If there is any innovation in crypto assets it’s not in software engineering, but in financial engineering. We’ve created a new financial product like an option contract on a startup potentially building something real, but in case they don’t you can always exercise it early by simply dumping the stock on the public to cash out...
The next cohort that the article talks about is investors and venture capitalists. Stephen takes a pretty harsh approach to how venture investors are using this new technology which you can see in the excerpt above that I have pulled out.
Again, he makes a perfectly fair point and from what I have seen with many tokens there is plenty of validity to this statement and as one person with institutional knowledge of how investors are viewing tokens and crypto projects right now to me, "it's the Wild West". But as you probably all have come to know from me I want to present a counter argument. While I certainly agree that "tokens" are simply a substitute for a share or equity in a company and should be treated (regulated) as such. But financial engineering has always be part of accelerating innovation and providing greater access to capital for builders and entrepreneurs.

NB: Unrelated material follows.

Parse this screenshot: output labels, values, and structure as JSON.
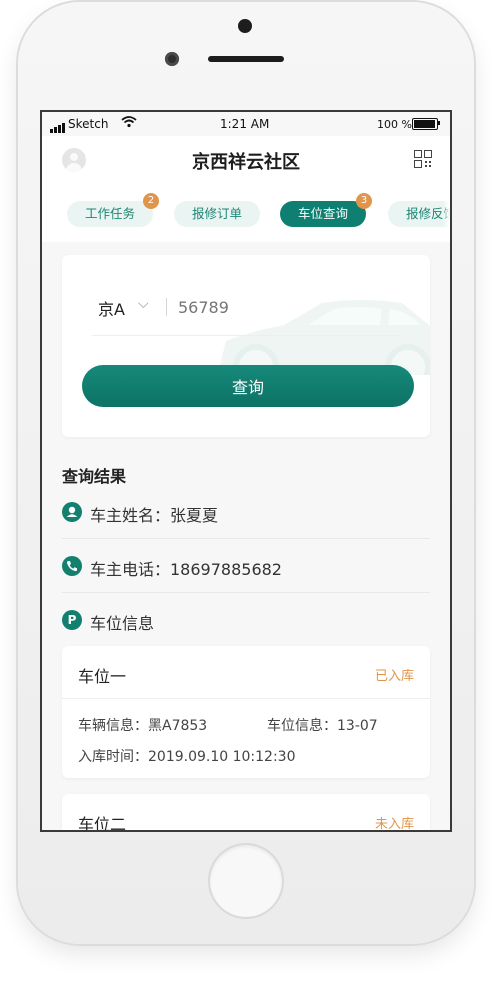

The easier we make it for money to flow the easier it is for good ideas and good people to fund their projects which provides jobs and can create immense shareholder value (remember that a large portion of VC dollars come from pensions and other pool of capital funded by people putting money away for growth and eventually retirement). Take a look at Y Combinator, one of the most notable incubation programs in the world.
They have largely been credited with pioneering the SAFE (Simple Agreement For Future Equity) which is really just an "engineered" version of a Convertible Note. But what Y combinator realized was that optionality in a generic convertible notes was still too complex for companies at the earliest stages, often pre-revenue or pre-product. The SAFE was engineered as a quick way for angels and other early-stage investors to easily deploy capital into the earliest stage of companies and look what it has done. Y-Combinator has given birth to 25 unicorns. Financial engineering drives efficient markets and efficient markets better support innovation.
What I do agree with Stephen is that often this industry does feel like mania with motives mostly driven by the price of a token versus rallying around innovative new technology. Sure blockchain technology today might not run efficiently enough to replace traditional centralized systems but wireless phone and internet technologies started off painfully slow and wireless technology didn't solve a CS problem, it solves a convenience and business model one.
While I do firmly believe this is the same case with blockchain and crypto technologies we are simply so early and so unregulated that it is actually hurting more than it is helping the industry. It makes me think about this tweet from Patrick Collison, Founder of Stripe, on blockchain and token technology.
While the industry may remain disconnected today, there will be a day when there are clearer rules for how tokens can operate and it will force the companies that use them to focus on delivering value to compensate for the resources it will costs to develop systems within the rules. Consumer protection laws are costly to follow but they also ensure that those hoping to deliver a product or service to consumers do so in a way that actually does deliver "normal" intrinsic value and will payback the investment they made.
The juice will have to be worth the squeeze for lack of a better term. Right now there is no squeeze at all.